INFORMATION GIVEN START
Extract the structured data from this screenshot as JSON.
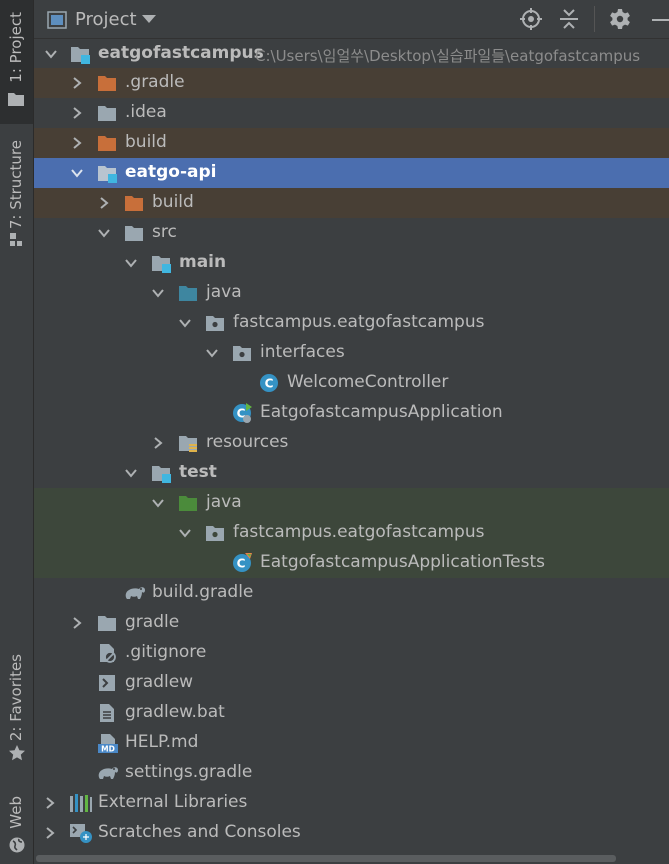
{
  "side_tabs": {
    "project": "1: Project",
    "structure": "7: Structure",
    "favorites": "2: Favorites",
    "web": "Web"
  },
  "header": {
    "title": "Project"
  },
  "tree": {
    "root_name": "eatgofastcampus",
    "root_path": "C:\\Users\\임얼쑤\\Desktop\\실습파일들\\eatgofastcampus",
    "gradle_dir": ".gradle",
    "idea_dir": ".idea",
    "build_dir": "build",
    "module": "eatgo-api",
    "module_build": "build",
    "src": "src",
    "main": "main",
    "main_java": "java",
    "main_package": "fastcampus.eatgofastcampus",
    "interfaces": "interfaces",
    "welcome_controller": "WelcomeController",
    "application": "EatgofastcampusApplication",
    "resources": "resources",
    "test": "test",
    "test_java": "java",
    "test_package": "fastcampus.eatgofastcampus",
    "application_tests": "EatgofastcampusApplicationTests",
    "module_build_gradle": "build.gradle",
    "gradle": "gradle",
    "gitignore": ".gitignore",
    "gradlew": "gradlew",
    "gradlew_bat": "gradlew.bat",
    "help": "HELP.md",
    "settings_gradle": "settings.gradle",
    "external_libraries": "External Libraries",
    "scratches": "Scratches and Consoles"
  },
  "colors": {
    "background": "#3c3f41",
    "selection": "#4b6eaf",
    "excluded_row": "#483f35",
    "test_row": "#3d473b",
    "excluded_folder": "#c86f3a",
    "source_folder": "#3e86a0",
    "test_folder": "#4b8b3b",
    "class_icon": "#3592c4"
  }
}
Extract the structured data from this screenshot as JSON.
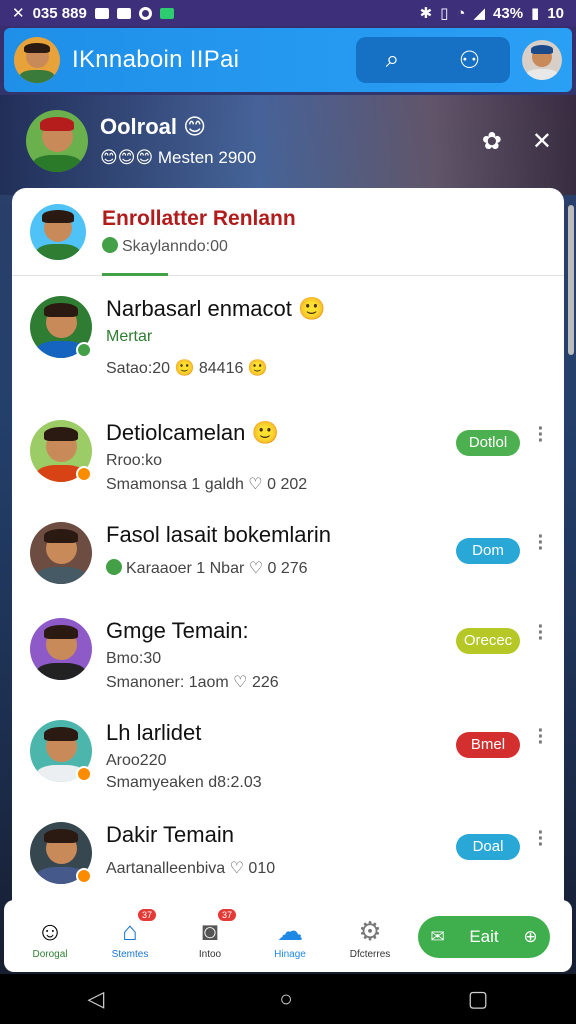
{
  "status": {
    "left_text": "035 889",
    "battery": "43%",
    "time": "10"
  },
  "appbar": {
    "title": "IKnnaboin IIPai"
  },
  "header": {
    "name": "Oolroal 😊",
    "sub": "😊😊😊 Mesten 2900"
  },
  "active": {
    "title": "Enrollatter Renlann",
    "sub": "Skaylanndo:00"
  },
  "contacts": [
    {
      "name": "Narbasarl enmacot 🙂",
      "line2": "Mertar",
      "line3": "Satao:20  🙂 84416 🙂",
      "chip": "",
      "chip_color": ""
    },
    {
      "name": "Detiolcamelan 🙂",
      "line2": "Rroo:ko",
      "line3": "Smamonsa 1 galdh ♡ 0 202",
      "chip": "Dotlol",
      "chip_color": "#4caf50"
    },
    {
      "name": "Fasol lasait bokemlarin",
      "line2": "Karaaoer 1 Nbar ♡ 0 276",
      "line3": "",
      "chip": "Dom",
      "chip_color": "#29a8d8"
    },
    {
      "name": "Gmge Temain:",
      "line2": "Bmo:30",
      "line3": "Smanoner: 1aom ♡ 226",
      "chip": "Orecec",
      "chip_color": "#b5c825"
    },
    {
      "name": "Lh larlidet",
      "line2": "Aroo220",
      "line3": "Smamyeaken d8:2.03",
      "chip": "Bmel",
      "chip_color": "#d32f2f"
    },
    {
      "name": "Dakir Temain",
      "line2": "Aartanalleenbiva ♡ 010",
      "line3": "",
      "chip": "Doal",
      "chip_color": "#29a8d8"
    }
  ],
  "bottom_nav": [
    {
      "label": "Dorogal",
      "icon": "profile-icon",
      "count": ""
    },
    {
      "label": "Stemtes",
      "icon": "home-icon",
      "count": "37"
    },
    {
      "label": "Intoo",
      "icon": "camera-icon",
      "count": "37"
    },
    {
      "label": "Hinage",
      "icon": "chat-icon",
      "count": ""
    },
    {
      "label": "Dfcterres",
      "icon": "settings-icon",
      "count": ""
    }
  ],
  "fab": {
    "label": "Eait"
  }
}
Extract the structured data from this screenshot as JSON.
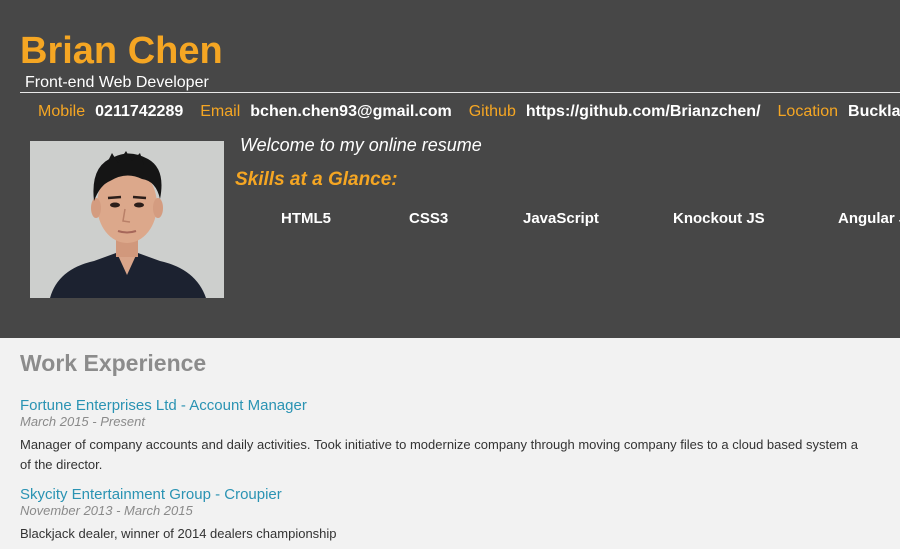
{
  "header": {
    "name": "Brian Chen",
    "subtitle": "Front-end Web Developer",
    "welcome": "Welcome to my online resume",
    "skills_title": "Skills at a Glance:"
  },
  "contacts": [
    {
      "label": "Mobile",
      "value": "0211742289"
    },
    {
      "label": "Email",
      "value": "bchen.chen93@gmail.com"
    },
    {
      "label": "Github",
      "value": "https://github.com/Brianzchen/"
    },
    {
      "label": "Location",
      "value": "Bucklands B"
    }
  ],
  "skills": [
    "HTML5",
    "CSS3",
    "JavaScript",
    "Knockout JS",
    "Angular J"
  ],
  "work": {
    "heading": "Work Experience",
    "jobs": [
      {
        "title": "Fortune Enterprises Ltd - Account Manager",
        "dates": "March 2015 - Present",
        "desc_line1": "Manager of company accounts and daily activities. Took initiative to modernize company through moving company files to a cloud based system a",
        "desc_line2": "of the director."
      },
      {
        "title": "Skycity Entertainment Group - Croupier",
        "dates": "November 2013 - March 2015",
        "desc_line1": "Blackjack dealer, winner of 2014 dealers championship"
      }
    ]
  },
  "colors": {
    "header_bg": "#474747",
    "accent": "#f5a623",
    "link": "#2a93b3",
    "page_bg": "#f2f2f2"
  },
  "icons": {
    "photo": "profile-photo"
  }
}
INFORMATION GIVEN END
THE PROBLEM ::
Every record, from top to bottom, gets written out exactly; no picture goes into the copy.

WRITTEN RESPONSE ::
Extract the structured data from this screenshot as JSON.
{
  "side_tabs": {
    "project": "1: Project",
    "structure": "7: Structure",
    "favorites": "2: Favorites",
    "web": "Web"
  },
  "header": {
    "title": "Project"
  },
  "tree": {
    "root_name": "eatgofastcampus",
    "root_path": "C:\\Users\\임얼쑤\\Desktop\\실습파일들\\eatgofastcampus",
    "gradle_dir": ".gradle",
    "idea_dir": ".idea",
    "build_dir": "build",
    "module": "eatgo-api",
    "module_build": "build",
    "src": "src",
    "main": "main",
    "main_java": "java",
    "main_package": "fastcampus.eatgofastcampus",
    "interfaces": "interfaces",
    "welcome_controller": "WelcomeController",
    "application": "EatgofastcampusApplication",
    "resources": "resources",
    "test": "test",
    "test_java": "java",
    "test_package": "fastcampus.eatgofastcampus",
    "application_tests": "EatgofastcampusApplicationTests",
    "module_build_gradle": "build.gradle",
    "gradle": "gradle",
    "gitignore": ".gitignore",
    "gradlew": "gradlew",
    "gradlew_bat": "gradlew.bat",
    "help": "HELP.md",
    "settings_gradle": "settings.gradle",
    "external_libraries": "External Libraries",
    "scratches": "Scratches and Consoles"
  },
  "colors": {
    "background": "#3c3f41",
    "selection": "#4b6eaf",
    "excluded_row": "#483f35",
    "test_row": "#3d473b",
    "excluded_folder": "#c86f3a",
    "source_folder": "#3e86a0",
    "test_folder": "#4b8b3b",
    "class_icon": "#3592c4"
  }
}
Extract the structured data from this screenshot as JSON.
{
  "status": {
    "left_text": "035 889",
    "battery": "43%",
    "time": "10"
  },
  "appbar": {
    "title": "IKnnaboin IIPai"
  },
  "header": {
    "name": "Oolroal 😊",
    "sub": "😊😊😊 Mesten 2900"
  },
  "active": {
    "title": "Enrollatter Renlann",
    "sub": "Skaylanndo:00"
  },
  "contacts": [
    {
      "name": "Narbasarl enmacot 🙂",
      "line2": "Mertar",
      "line3": "Satao:20  🙂 84416 🙂",
      "chip": "",
      "chip_color": ""
    },
    {
      "name": "Detiolcamelan 🙂",
      "line2": "Rroo:ko",
      "line3": "Smamonsa 1 galdh ♡ 0 202",
      "chip": "Dotlol",
      "chip_color": "#4caf50"
    },
    {
      "name": "Fasol lasait bokemlarin",
      "line2": "Karaaoer 1 Nbar ♡ 0 276",
      "line3": "",
      "chip": "Dom",
      "chip_color": "#29a8d8"
    },
    {
      "name": "Gmge Temain:",
      "line2": "Bmo:30",
      "line3": "Smanoner: 1aom ♡ 226",
      "chip": "Orecec",
      "chip_color": "#b5c825"
    },
    {
      "name": "Lh larlidet",
      "line2": "Aroo220",
      "line3": "Smamyeaken d8:2.03",
      "chip": "Bmel",
      "chip_color": "#d32f2f"
    },
    {
      "name": "Dakir Temain",
      "line2": "Aartanalleenbiva ♡ 010",
      "line3": "",
      "chip": "Doal",
      "chip_color": "#29a8d8"
    }
  ],
  "bottom_nav": [
    {
      "label": "Dorogal",
      "icon": "profile-icon",
      "count": ""
    },
    {
      "label": "Stemtes",
      "icon": "home-icon",
      "count": "37"
    },
    {
      "label": "Intoo",
      "icon": "camera-icon",
      "count": "37"
    },
    {
      "label": "Hinage",
      "icon": "chat-icon",
      "count": ""
    },
    {
      "label": "Dfcterres",
      "icon": "settings-icon",
      "count": ""
    }
  ],
  "fab": {
    "label": "Eait"
  }
}
Extract the structured data from this screenshot as JSON.
{
  "header": {
    "name": "Brian Chen",
    "subtitle": "Front-end Web Developer",
    "welcome": "Welcome to my online resume",
    "skills_title": "Skills at a Glance:"
  },
  "contacts": [
    {
      "label": "Mobile",
      "value": "0211742289"
    },
    {
      "label": "Email",
      "value": "bchen.chen93@gmail.com"
    },
    {
      "label": "Github",
      "value": "https://github.com/Brianzchen/"
    },
    {
      "label": "Location",
      "value": "Bucklands B"
    }
  ],
  "skills": [
    "HTML5",
    "CSS3",
    "JavaScript",
    "Knockout JS",
    "Angular J"
  ],
  "work": {
    "heading": "Work Experience",
    "jobs": [
      {
        "title": "Fortune Enterprises Ltd - Account Manager",
        "dates": "March 2015 - Present",
        "desc_line1": "Manager of company accounts and daily activities. Took initiative to modernize company through moving company files to a cloud based system a",
        "desc_line2": "of the director."
      },
      {
        "title": "Skycity Entertainment Group - Croupier",
        "dates": "November 2013 - March 2015",
        "desc_line1": "Blackjack dealer, winner of 2014 dealers championship"
      }
    ]
  },
  "colors": {
    "header_bg": "#474747",
    "accent": "#f5a623",
    "link": "#2a93b3",
    "page_bg": "#f2f2f2"
  },
  "icons": {
    "photo": "profile-photo"
  }
}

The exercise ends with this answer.